**WHAT YOU SHOULD DO:**
Report each line of the listing that carries the word "Digite".

**RECORDS FOR THE TASK:**
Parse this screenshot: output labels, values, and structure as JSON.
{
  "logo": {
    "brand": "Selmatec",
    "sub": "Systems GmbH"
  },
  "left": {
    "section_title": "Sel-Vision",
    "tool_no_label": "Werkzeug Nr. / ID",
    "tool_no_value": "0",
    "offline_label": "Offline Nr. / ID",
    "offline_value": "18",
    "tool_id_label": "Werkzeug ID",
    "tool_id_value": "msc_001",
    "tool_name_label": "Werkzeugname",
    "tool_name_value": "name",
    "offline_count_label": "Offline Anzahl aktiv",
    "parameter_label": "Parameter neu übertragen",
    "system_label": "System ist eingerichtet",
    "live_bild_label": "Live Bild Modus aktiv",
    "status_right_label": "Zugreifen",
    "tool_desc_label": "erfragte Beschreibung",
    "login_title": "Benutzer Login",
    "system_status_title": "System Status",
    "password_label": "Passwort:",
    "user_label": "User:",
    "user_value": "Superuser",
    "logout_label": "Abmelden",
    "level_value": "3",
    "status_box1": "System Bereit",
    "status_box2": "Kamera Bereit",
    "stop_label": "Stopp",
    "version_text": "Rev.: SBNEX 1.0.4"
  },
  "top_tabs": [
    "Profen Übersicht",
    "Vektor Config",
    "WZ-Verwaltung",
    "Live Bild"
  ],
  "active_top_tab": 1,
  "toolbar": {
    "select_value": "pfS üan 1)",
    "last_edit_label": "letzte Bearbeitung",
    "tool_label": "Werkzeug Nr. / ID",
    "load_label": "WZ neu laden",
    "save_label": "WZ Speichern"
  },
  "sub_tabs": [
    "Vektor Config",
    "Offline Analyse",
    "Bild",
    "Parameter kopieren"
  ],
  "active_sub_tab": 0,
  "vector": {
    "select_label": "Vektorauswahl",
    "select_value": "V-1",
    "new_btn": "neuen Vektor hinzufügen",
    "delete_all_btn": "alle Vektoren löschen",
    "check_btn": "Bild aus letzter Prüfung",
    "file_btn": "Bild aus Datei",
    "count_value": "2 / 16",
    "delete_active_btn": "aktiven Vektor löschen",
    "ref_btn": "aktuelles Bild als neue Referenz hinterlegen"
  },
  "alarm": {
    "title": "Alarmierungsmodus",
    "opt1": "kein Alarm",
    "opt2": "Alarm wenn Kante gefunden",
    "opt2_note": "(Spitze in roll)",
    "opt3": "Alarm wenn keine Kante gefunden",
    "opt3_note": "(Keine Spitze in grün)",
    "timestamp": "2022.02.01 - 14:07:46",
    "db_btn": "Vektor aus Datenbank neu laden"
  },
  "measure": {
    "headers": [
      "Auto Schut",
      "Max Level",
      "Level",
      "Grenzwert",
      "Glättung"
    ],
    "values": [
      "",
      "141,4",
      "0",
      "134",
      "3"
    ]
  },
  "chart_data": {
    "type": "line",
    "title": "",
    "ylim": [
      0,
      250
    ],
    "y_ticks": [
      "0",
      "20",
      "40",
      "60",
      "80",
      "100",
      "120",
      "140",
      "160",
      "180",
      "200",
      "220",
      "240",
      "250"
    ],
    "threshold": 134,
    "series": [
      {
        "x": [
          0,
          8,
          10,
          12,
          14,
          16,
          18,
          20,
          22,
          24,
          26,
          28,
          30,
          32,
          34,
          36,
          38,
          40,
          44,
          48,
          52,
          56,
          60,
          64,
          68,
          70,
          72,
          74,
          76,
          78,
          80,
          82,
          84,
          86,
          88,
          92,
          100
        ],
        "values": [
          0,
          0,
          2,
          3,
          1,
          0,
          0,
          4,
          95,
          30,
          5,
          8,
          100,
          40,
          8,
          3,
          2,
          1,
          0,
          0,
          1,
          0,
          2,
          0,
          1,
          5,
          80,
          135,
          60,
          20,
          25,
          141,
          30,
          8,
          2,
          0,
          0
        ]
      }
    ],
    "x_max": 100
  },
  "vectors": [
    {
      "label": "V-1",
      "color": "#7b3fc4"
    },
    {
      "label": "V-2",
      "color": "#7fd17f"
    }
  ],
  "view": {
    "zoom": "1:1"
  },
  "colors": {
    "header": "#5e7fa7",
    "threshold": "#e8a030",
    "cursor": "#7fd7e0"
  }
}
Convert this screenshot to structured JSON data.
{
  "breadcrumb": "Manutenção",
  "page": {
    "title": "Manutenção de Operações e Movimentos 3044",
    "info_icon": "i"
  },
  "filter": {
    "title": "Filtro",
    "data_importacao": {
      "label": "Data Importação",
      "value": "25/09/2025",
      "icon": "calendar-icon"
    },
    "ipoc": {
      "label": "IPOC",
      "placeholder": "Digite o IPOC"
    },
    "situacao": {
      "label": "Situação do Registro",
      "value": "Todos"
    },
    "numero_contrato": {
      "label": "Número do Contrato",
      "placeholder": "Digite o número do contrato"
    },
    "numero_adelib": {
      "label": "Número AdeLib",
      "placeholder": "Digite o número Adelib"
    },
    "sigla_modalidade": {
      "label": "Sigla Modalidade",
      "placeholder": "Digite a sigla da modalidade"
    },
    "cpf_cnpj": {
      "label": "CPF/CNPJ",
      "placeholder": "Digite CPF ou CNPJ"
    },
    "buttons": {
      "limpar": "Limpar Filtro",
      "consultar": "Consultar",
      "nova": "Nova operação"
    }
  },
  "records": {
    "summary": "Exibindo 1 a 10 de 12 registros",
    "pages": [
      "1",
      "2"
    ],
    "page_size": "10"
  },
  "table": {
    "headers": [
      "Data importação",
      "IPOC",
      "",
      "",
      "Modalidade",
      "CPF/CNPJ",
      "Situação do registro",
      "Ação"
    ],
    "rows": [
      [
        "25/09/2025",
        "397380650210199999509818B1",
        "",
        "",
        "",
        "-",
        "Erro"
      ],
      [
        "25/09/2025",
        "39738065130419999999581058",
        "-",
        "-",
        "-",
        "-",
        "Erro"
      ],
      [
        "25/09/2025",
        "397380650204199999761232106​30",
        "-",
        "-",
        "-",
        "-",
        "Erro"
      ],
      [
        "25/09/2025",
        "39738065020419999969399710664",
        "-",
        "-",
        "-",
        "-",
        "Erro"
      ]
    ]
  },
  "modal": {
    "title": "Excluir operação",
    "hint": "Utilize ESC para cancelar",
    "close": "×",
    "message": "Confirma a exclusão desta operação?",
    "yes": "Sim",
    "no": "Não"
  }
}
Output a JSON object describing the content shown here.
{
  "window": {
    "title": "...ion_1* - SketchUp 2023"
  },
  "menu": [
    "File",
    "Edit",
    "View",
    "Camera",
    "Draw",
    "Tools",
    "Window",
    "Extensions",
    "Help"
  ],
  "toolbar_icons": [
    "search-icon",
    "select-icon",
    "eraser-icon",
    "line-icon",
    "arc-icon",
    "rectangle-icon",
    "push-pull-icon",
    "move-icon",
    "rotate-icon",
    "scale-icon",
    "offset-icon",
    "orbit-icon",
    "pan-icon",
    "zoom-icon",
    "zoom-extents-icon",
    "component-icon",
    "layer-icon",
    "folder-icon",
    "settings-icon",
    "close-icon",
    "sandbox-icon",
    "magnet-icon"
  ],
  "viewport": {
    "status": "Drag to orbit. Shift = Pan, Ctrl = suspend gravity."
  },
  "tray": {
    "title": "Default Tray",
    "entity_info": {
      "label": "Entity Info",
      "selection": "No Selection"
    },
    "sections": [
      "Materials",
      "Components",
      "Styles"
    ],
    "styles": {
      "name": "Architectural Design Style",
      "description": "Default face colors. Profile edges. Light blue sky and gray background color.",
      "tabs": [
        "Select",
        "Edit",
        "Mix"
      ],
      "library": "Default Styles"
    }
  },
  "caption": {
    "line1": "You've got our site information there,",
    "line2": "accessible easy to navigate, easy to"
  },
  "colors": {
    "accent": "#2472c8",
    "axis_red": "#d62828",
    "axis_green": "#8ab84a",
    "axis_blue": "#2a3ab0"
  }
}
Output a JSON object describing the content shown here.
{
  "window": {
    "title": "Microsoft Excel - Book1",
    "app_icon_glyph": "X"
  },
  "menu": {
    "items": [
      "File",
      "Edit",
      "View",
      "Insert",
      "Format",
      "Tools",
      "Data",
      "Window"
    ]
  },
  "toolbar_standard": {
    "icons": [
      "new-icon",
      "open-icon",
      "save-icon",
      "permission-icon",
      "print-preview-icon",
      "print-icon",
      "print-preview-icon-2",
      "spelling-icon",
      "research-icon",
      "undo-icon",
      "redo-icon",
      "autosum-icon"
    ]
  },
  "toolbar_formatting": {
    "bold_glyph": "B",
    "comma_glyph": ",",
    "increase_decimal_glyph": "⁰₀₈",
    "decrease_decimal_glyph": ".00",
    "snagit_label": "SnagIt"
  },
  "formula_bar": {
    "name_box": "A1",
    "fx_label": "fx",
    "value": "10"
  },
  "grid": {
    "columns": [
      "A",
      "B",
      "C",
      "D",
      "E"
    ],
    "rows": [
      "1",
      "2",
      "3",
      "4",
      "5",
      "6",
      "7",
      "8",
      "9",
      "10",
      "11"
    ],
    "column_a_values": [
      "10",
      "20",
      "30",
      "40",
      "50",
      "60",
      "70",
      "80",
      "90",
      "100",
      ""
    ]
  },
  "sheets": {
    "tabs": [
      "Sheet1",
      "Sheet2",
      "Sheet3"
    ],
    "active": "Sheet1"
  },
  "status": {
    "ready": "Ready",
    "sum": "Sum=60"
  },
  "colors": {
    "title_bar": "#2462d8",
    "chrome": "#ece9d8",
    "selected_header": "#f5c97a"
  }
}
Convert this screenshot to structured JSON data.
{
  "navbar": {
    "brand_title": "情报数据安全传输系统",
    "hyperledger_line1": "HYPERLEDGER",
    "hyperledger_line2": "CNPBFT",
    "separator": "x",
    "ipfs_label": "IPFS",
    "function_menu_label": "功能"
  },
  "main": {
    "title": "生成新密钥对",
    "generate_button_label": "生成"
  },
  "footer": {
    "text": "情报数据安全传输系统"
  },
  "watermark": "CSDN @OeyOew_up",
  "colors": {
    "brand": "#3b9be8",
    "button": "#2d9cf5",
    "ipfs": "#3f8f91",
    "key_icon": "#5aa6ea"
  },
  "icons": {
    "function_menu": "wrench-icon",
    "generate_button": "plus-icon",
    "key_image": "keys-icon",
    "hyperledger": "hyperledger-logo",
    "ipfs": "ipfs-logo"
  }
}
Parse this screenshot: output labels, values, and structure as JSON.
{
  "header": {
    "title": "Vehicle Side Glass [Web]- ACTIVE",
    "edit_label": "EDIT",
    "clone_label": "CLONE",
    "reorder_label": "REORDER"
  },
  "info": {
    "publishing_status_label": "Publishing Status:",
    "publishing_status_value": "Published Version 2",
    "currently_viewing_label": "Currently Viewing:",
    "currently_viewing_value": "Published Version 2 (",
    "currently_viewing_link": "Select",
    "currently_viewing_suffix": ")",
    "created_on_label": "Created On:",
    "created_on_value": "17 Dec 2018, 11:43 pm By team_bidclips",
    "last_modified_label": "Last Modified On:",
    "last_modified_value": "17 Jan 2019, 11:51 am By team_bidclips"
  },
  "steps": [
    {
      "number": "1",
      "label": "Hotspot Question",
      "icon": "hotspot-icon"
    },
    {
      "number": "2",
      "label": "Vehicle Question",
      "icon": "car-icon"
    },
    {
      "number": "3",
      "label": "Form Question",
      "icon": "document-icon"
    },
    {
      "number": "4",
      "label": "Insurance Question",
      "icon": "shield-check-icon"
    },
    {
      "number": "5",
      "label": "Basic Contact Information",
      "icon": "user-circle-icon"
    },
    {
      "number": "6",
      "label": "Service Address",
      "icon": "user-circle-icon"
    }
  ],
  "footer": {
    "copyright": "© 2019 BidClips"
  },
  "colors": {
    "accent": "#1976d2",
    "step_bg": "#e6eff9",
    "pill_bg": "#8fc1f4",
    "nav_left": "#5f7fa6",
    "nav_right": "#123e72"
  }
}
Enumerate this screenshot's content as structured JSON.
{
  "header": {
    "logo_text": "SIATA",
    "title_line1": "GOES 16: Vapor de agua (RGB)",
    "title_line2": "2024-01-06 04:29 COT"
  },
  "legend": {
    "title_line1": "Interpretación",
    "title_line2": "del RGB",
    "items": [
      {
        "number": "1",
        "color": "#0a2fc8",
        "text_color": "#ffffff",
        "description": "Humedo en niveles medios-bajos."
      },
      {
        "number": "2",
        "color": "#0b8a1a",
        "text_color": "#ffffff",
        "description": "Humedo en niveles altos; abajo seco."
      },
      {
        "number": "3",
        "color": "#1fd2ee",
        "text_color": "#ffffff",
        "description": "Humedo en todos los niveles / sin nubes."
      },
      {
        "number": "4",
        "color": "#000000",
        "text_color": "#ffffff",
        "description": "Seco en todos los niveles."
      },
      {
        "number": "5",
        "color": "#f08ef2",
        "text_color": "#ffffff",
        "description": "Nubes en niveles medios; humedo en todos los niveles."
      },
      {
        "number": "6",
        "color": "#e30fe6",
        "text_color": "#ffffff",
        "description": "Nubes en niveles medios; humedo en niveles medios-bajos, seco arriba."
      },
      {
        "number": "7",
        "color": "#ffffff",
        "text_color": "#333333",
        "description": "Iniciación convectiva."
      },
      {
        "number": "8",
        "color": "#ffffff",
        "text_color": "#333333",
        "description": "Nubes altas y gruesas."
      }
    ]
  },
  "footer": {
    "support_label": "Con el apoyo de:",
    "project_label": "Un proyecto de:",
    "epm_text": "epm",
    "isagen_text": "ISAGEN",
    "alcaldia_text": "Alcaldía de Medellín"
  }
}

**OUTPUT FOR THIS TASK:**
      "placeholder": "Digite o IPOC"
      "placeholder": "Digite o número do contrato"
      "placeholder": "Digite o número Adelib"
      "placeholder": "Digite a sigla da modalidade"
      "placeholder": "Digite CPF ou CNPJ"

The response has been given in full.